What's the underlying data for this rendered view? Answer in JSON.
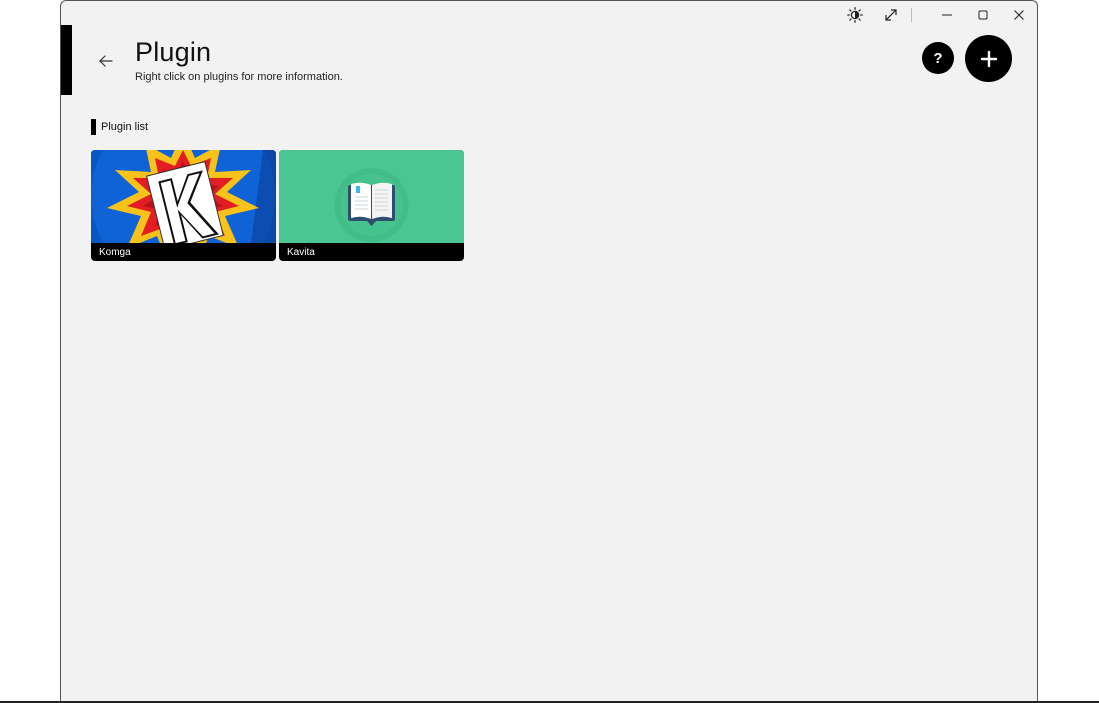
{
  "page": {
    "title": "Plugin",
    "subtitle": "Right click on plugins for more information."
  },
  "titlebar": {
    "icons": [
      "brightness-icon",
      "expand-icon",
      "minimize-icon",
      "maximize-icon",
      "close-icon"
    ]
  },
  "actions": {
    "help_label": "?",
    "add_icon": "plus-icon"
  },
  "section": {
    "label": "Plugin list"
  },
  "plugins": [
    {
      "name": "Komga",
      "icon": "komga-logo"
    },
    {
      "name": "Kavita",
      "icon": "open-book-icon"
    }
  ],
  "colors": {
    "window_bg": "#f2f2f2",
    "accent": "#000000",
    "kavita_bg": "#4bc693",
    "komga_blue": "#0a56c2",
    "komga_yellow": "#f7c21a",
    "komga_red": "#e31d24"
  }
}
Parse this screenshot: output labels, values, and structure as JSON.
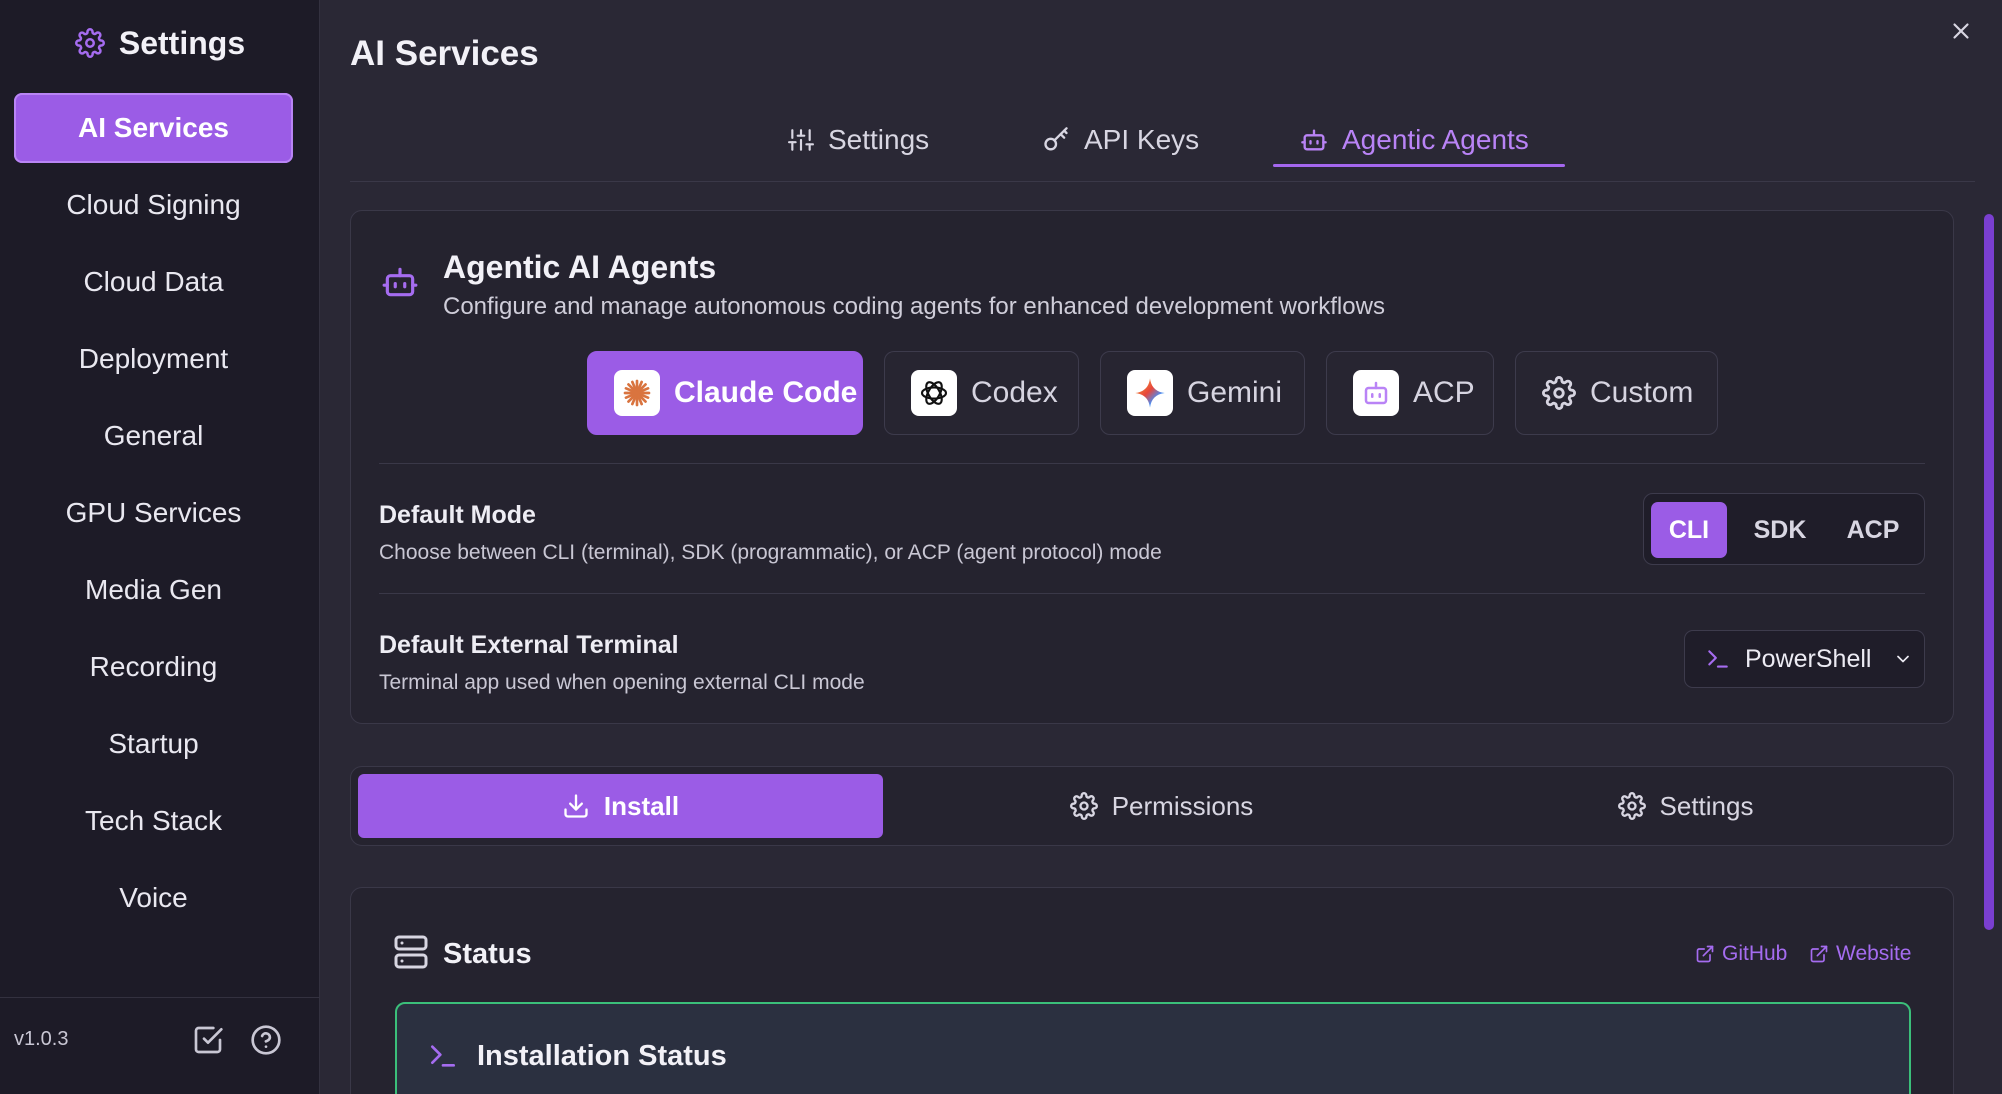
{
  "sidebar": {
    "title": "Settings",
    "items": [
      {
        "label": "AI Services",
        "active": true
      },
      {
        "label": "Cloud Signing"
      },
      {
        "label": "Cloud Data"
      },
      {
        "label": "Deployment"
      },
      {
        "label": "General"
      },
      {
        "label": "GPU Services"
      },
      {
        "label": "Media Gen"
      },
      {
        "label": "Recording"
      },
      {
        "label": "Startup"
      },
      {
        "label": "Tech Stack"
      },
      {
        "label": "Voice"
      }
    ],
    "version": "v1.0.3"
  },
  "main": {
    "title": "AI Services",
    "tabs": [
      {
        "label": "Settings",
        "icon": "sliders-icon"
      },
      {
        "label": "API Keys",
        "icon": "key-icon"
      },
      {
        "label": "Agentic Agents",
        "icon": "bot-icon",
        "active": true
      }
    ]
  },
  "agents": {
    "title": "Agentic AI Agents",
    "subtitle": "Configure and manage autonomous coding agents for enhanced development workflows",
    "options": [
      {
        "label": "Claude Code",
        "icon": "claude-logo-icon",
        "active": true
      },
      {
        "label": "Codex",
        "icon": "openai-logo-icon"
      },
      {
        "label": "Gemini",
        "icon": "gemini-logo-icon"
      },
      {
        "label": "ACP",
        "icon": "bot-icon"
      },
      {
        "label": "Custom",
        "icon": "gear-icon"
      }
    ],
    "default_mode": {
      "title": "Default Mode",
      "description": "Choose between CLI (terminal), SDK (programmatic), or ACP (agent protocol) mode",
      "options": [
        "CLI",
        "SDK",
        "ACP"
      ],
      "selected": "CLI"
    },
    "default_terminal": {
      "title": "Default External Terminal",
      "description": "Terminal app used when opening external CLI mode",
      "value": "PowerShell"
    }
  },
  "subtabs": [
    {
      "label": "Install",
      "icon": "download-icon",
      "active": true
    },
    {
      "label": "Permissions",
      "icon": "gear-icon"
    },
    {
      "label": "Settings",
      "icon": "gear-icon"
    }
  ],
  "status": {
    "title": "Status",
    "links": [
      {
        "label": "GitHub"
      },
      {
        "label": "Website"
      }
    ],
    "install_box_title": "Installation Status"
  },
  "colors": {
    "accent": "#9b5ce6",
    "success_border": "#3bbf7a",
    "background": "#2a2835",
    "sidebar": "#1d1b27"
  }
}
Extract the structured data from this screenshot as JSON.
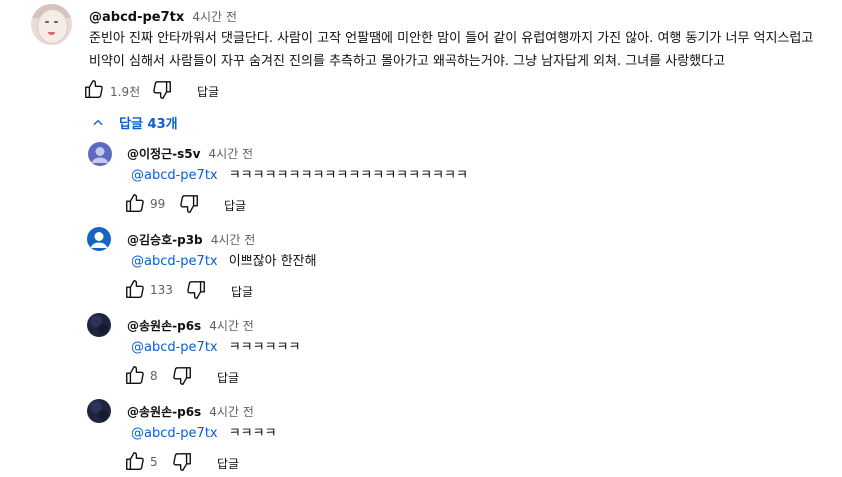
{
  "comment": {
    "author": "@abcd-pe7tx",
    "time": "4시간 전",
    "text_line1": "준빈아 진짜 안타까워서 댓글단다. 사람이 고작 언팔땜에 미안한 맘이 들어 같이 유럽여행까지 가진 않아. 여행 동기가 너무 억지스럽고",
    "text_line2": "비약이 심해서 사람들이 자꾸 숨겨진 진의를 추측하고 몰아가고 왜곡하는거야. 그냥 남자답게 외쳐. 그녀를 사랑했다고",
    "likes": "1.9천",
    "reply_label": "답글",
    "replies_toggle": "답글 43개"
  },
  "replies": [
    {
      "author": "@이정근-s5v",
      "time": "4시간 전",
      "mention": "@abcd-pe7tx",
      "text": "ㅋㅋㅋㅋㅋㅋㅋㅋㅋㅋㅋㅋㅋㅋㅋㅋㅋㅋㅋㅋ",
      "likes": "99",
      "reply_label": "답글",
      "avatar_color": "#5c6bc0"
    },
    {
      "author": "@김승호-p3b",
      "time": "4시간 전",
      "mention": "@abcd-pe7tx",
      "text": "이쁘잖아 한잔해",
      "likes": "133",
      "reply_label": "답글",
      "avatar_color": "#1565c0"
    },
    {
      "author": "@송원손-p6s",
      "time": "4시간 전",
      "mention": "@abcd-pe7tx",
      "text": "ㅋㅋㅋㅋㅋㅋ",
      "likes": "8",
      "reply_label": "답글",
      "avatar_color": "#1f2340"
    },
    {
      "author": "@송원손-p6s",
      "time": "4시간 전",
      "mention": "@abcd-pe7tx",
      "text": "ㅋㅋㅋㅋ",
      "likes": "5",
      "reply_label": "답글",
      "avatar_color": "#1f2340"
    }
  ],
  "icons": {
    "like": "thumbs-up-icon",
    "dislike": "thumbs-down-icon",
    "toggle": "chevron-up-icon"
  }
}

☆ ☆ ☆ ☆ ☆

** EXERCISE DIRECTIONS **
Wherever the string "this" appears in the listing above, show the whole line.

** WRITTEN REPLY **
What's the underlying data for this rendered view? Answer in JSON.
Parse this screenshot: output labels, values, and structure as JSON.
Extract the structured data from this screenshot as JSON.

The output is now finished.